Excerpts from an interface dataset
------------------------------------------------------------

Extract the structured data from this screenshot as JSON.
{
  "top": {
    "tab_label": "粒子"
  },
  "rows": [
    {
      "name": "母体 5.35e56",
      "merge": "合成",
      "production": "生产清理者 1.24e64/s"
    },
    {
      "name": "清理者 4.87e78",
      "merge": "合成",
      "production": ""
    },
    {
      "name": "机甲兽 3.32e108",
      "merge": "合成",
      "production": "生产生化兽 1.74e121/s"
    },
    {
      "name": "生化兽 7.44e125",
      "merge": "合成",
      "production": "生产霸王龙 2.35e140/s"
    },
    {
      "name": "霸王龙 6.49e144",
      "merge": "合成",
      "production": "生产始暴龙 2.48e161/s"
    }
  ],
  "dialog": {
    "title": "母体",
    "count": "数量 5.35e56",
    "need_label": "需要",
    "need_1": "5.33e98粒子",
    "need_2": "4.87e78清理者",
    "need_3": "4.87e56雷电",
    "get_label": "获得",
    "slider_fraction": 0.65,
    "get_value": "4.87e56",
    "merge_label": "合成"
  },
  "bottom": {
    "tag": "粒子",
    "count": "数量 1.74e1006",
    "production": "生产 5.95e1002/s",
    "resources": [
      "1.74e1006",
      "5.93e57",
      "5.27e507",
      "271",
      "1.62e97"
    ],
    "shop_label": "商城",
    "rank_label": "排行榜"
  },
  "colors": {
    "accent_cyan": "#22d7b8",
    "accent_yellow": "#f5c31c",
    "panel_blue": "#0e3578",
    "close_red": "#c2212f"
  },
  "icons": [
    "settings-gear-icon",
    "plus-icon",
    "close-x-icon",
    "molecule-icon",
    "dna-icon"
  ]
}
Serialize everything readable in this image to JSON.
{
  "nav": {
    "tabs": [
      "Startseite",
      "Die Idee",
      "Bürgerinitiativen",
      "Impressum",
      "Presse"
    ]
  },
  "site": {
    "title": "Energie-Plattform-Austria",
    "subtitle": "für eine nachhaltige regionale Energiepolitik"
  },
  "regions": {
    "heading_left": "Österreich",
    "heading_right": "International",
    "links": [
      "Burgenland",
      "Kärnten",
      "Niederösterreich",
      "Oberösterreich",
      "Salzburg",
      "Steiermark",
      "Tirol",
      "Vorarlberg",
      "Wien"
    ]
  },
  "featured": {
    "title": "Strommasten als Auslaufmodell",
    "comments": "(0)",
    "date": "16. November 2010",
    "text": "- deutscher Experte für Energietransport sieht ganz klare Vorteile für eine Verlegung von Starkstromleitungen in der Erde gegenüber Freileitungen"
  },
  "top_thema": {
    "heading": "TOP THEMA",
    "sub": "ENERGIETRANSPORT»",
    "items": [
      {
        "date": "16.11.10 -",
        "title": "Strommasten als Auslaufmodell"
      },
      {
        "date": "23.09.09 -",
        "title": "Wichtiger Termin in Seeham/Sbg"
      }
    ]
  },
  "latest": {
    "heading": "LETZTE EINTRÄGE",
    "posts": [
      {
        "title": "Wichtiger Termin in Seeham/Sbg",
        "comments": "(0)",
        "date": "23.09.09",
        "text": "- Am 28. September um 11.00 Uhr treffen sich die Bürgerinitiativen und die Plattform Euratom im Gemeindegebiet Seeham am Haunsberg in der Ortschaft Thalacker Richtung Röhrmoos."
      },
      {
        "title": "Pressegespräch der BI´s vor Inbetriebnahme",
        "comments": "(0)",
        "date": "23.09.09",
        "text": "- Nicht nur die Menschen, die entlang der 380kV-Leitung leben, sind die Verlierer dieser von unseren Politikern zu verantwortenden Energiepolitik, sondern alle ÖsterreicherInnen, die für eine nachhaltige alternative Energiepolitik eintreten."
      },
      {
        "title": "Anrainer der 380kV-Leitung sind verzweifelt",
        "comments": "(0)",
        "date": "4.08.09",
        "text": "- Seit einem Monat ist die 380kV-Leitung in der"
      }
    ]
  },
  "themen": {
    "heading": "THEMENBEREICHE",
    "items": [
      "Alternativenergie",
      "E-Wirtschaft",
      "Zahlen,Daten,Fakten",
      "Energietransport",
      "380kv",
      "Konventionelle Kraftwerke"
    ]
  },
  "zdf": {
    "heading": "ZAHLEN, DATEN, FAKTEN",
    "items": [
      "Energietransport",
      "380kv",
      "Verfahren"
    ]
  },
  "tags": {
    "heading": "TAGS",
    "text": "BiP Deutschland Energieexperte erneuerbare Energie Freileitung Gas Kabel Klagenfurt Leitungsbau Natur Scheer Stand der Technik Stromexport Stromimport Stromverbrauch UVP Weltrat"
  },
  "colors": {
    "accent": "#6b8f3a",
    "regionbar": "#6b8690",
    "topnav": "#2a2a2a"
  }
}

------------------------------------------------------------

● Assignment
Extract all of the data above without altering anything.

● Exercise result
Extract the structured data from this screenshot as JSON.
{
  "top": {
    "tab_label": "粒子"
  },
  "rows": [
    {
      "name": "母体 5.35e56",
      "merge": "合成",
      "production": "生产清理者 1.24e64/s"
    },
    {
      "name": "清理者 4.87e78",
      "merge": "合成",
      "production": ""
    },
    {
      "name": "机甲兽 3.32e108",
      "merge": "合成",
      "production": "生产生化兽 1.74e121/s"
    },
    {
      "name": "生化兽 7.44e125",
      "merge": "合成",
      "production": "生产霸王龙 2.35e140/s"
    },
    {
      "name": "霸王龙 6.49e144",
      "merge": "合成",
      "production": "生产始暴龙 2.48e161/s"
    }
  ],
  "dialog": {
    "title": "母体",
    "count": "数量 5.35e56",
    "need_label": "需要",
    "need_1": "5.33e98粒子",
    "need_2": "4.87e78清理者",
    "need_3": "4.87e56雷电",
    "get_label": "获得",
    "slider_fraction": 0.65,
    "get_value": "4.87e56",
    "merge_label": "合成"
  },
  "bottom": {
    "tag": "粒子",
    "count": "数量 1.74e1006",
    "production": "生产 5.95e1002/s",
    "resources": [
      "1.74e1006",
      "5.93e57",
      "5.27e507",
      "271",
      "1.62e97"
    ],
    "shop_label": "商城",
    "rank_label": "排行榜"
  },
  "colors": {
    "accent_cyan": "#22d7b8",
    "accent_yellow": "#f5c31c",
    "panel_blue": "#0e3578",
    "close_red": "#c2212f"
  },
  "icons": [
    "settings-gear-icon",
    "plus-icon",
    "close-x-icon",
    "molecule-icon",
    "dna-icon"
  ]
}
Serialize everything readable in this image to JSON.
{
  "nav": {
    "tabs": [
      "Startseite",
      "Die Idee",
      "Bürgerinitiativen",
      "Impressum",
      "Presse"
    ]
  },
  "site": {
    "title": "Energie-Plattform-Austria",
    "subtitle": "für eine nachhaltige regionale Energiepolitik"
  },
  "regions": {
    "heading_left": "Österreich",
    "heading_right": "International",
    "links": [
      "Burgenland",
      "Kärnten",
      "Niederösterreich",
      "Oberösterreich",
      "Salzburg",
      "Steiermark",
      "Tirol",
      "Vorarlberg",
      "Wien"
    ]
  },
  "featured": {
    "title": "Strommasten als Auslaufmodell",
    "comments": "(0)",
    "date": "16. November 2010",
    "text": "- deutscher Experte für Energietransport sieht ganz klare Vorteile für eine Verlegung von Starkstromleitungen in der Erde gegenüber Freileitungen"
  },
  "top_thema": {
    "heading": "TOP THEMA",
    "sub": "ENERGIETRANSPORT»",
    "items": [
      {
        "date": "16.11.10 -",
        "title": "Strommasten als Auslaufmodell"
      },
      {
        "date": "23.09.09 -",
        "title": "Wichtiger Termin in Seeham/Sbg"
      }
    ]
  },
  "latest": {
    "heading": "LETZTE EINTRÄGE",
    "posts": [
      {
        "title": "Wichtiger Termin in Seeham/Sbg",
        "comments": "(0)",
        "date": "23.09.09",
        "text": "- Am 28. September um 11.00 Uhr treffen sich die Bürgerinitiativen und die Plattform Euratom im Gemeindegebiet Seeham am Haunsberg in der Ortschaft Thalacker Richtung Röhrmoos."
      },
      {
        "title": "Pressegespräch der BI´s vor Inbetriebnahme",
        "comments": "(0)",
        "date": "23.09.09",
        "text": "- Nicht nur die Menschen, die entlang der 380kV-Leitung leben, sind die Verlierer dieser von unseren Politikern zu verantwortenden Energiepolitik, sondern alle ÖsterreicherInnen, die für eine nachhaltige alternative Energiepolitik eintreten."
      },
      {
        "title": "Anrainer der 380kV-Leitung sind verzweifelt",
        "comments": "(0)",
        "date": "4.08.09",
        "text": "- Seit einem Monat ist die 380kV-Leitung in der"
      }
    ]
  },
  "themen": {
    "heading": "THEMENBEREICHE",
    "items": [
      "Alternativenergie",
      "E-Wirtschaft",
      "Zahlen,Daten,Fakten",
      "Energietransport",
      "380kv",
      "Konventionelle Kraftwerke"
    ]
  },
  "zdf": {
    "heading": "ZAHLEN, DATEN, FAKTEN",
    "items": [
      "Energietransport",
      "380kv",
      "Verfahren"
    ]
  },
  "tags": {
    "heading": "TAGS",
    "text": "BiP Deutschland Energieexperte erneuerbare Energie Freileitung Gas Kabel Klagenfurt Leitungsbau Natur Scheer Stand der Technik Stromexport Stromimport Stromverbrauch UVP Weltrat"
  },
  "colors": {
    "accent": "#6b8f3a",
    "regionbar": "#6b8690",
    "topnav": "#2a2a2a"
  }
}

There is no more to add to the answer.